Recently, the web security company CheckPoint Software Technologies claimed to have discovered a ?flaw? that makes it possible scammers change the content and identity of the sender of a private message that has already been sent, as disclosed by the New York Times.
To accomplish this feat, a hacked version of WhatsApp was created, which obviously was not released or disseminated through which criminals would be able to reply to a past message that does not exist, giving the impression that someone, at some point in the conversation, sent it. Facebook has already recognized that it is possible to manipulate the option that allows you to reply to a specific message within conversations, but disagreed that this may indicate a failure. Still, the company added by saying that it is working to find and remove anyone using an adulterated version of WhatsApp to ?fake the service?.
CheckPoint raised another vulnerability involving the misuse of the messenger, this time involving a group conversation, in which a person would be able to send a message to another specific member of that group, making him believe that all members of that conversation also saw the message and answered it, when in fact it was delivered to just one person. WhatsApp minimized the concerns raised by the security company, saying that most people know the recipient of messages sent by the service.
In the video below (in English), made by CheckPoint, it shows how hackers manage to falsify and adulterate messages in groups, and how this problem can affect the spread of false news (fake news) by the application:

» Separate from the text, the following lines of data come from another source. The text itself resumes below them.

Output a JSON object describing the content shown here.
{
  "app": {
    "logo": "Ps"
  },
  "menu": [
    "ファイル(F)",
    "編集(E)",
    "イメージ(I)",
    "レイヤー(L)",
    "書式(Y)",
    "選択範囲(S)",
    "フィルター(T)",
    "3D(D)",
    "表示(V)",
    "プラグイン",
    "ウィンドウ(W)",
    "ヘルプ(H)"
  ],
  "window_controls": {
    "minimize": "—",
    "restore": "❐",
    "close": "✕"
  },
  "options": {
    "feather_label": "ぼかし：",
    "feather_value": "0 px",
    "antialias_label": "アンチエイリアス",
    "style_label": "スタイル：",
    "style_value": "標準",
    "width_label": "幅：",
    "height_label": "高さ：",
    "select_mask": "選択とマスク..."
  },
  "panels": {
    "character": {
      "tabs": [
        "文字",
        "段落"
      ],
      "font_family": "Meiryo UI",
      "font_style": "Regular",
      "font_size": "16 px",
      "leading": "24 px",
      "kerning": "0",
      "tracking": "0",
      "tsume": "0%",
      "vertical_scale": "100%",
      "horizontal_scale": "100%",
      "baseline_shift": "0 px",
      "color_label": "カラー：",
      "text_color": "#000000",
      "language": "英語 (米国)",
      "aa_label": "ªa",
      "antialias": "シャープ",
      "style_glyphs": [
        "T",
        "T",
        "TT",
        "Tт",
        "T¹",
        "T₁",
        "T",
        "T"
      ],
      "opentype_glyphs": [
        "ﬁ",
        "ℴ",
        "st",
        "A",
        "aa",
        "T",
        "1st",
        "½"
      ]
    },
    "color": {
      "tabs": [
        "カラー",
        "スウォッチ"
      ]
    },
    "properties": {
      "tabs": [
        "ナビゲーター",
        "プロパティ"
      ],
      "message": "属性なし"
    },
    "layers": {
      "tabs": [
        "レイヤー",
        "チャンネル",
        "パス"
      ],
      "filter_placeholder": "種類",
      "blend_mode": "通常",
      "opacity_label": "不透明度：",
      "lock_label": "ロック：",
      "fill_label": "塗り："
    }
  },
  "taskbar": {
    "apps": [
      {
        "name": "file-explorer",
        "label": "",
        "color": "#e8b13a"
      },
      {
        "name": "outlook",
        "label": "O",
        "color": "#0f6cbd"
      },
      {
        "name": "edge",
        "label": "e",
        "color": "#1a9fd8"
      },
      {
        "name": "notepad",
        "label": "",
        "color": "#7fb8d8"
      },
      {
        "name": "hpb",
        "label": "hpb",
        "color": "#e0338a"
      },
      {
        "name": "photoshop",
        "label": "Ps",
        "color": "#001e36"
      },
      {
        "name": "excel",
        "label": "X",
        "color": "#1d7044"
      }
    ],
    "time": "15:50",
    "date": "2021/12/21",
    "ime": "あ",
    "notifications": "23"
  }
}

Facebook also indicated that a person can check the validity of a replied message by clicking on it, leading them to the point of the conversation when the message was sent. This feature will not work, of course, unless the message has been deleted or if you were not participating in the group when the message was sent. Nevertheless, it seems that these problems are not cause for fanfare, since the issue seems limited to security experts. Both Facebook and CheckPoint said they did not record cases of regular users creating fake chats.
Regarding the solution of these potential problems, Facebook said that the possible corrections would not be worthwhile, since they would involve creating a transcript of all messages exchanged in the app to validate each one. In addition, transcribing messages poses a significant risk to user privacy, considering that these messages should be stored somewhere.
But is it worth taking the risk? Last month, Facebook announced a test for WhatsApp that limits the forwarding of messages between users, especially those in India and the country with the largest number of customers of the service. Among the reasons that led to this decision is the spread of false news (fake news) through the app, responsible for 17 deaths in the country and several cases of violence in other regions.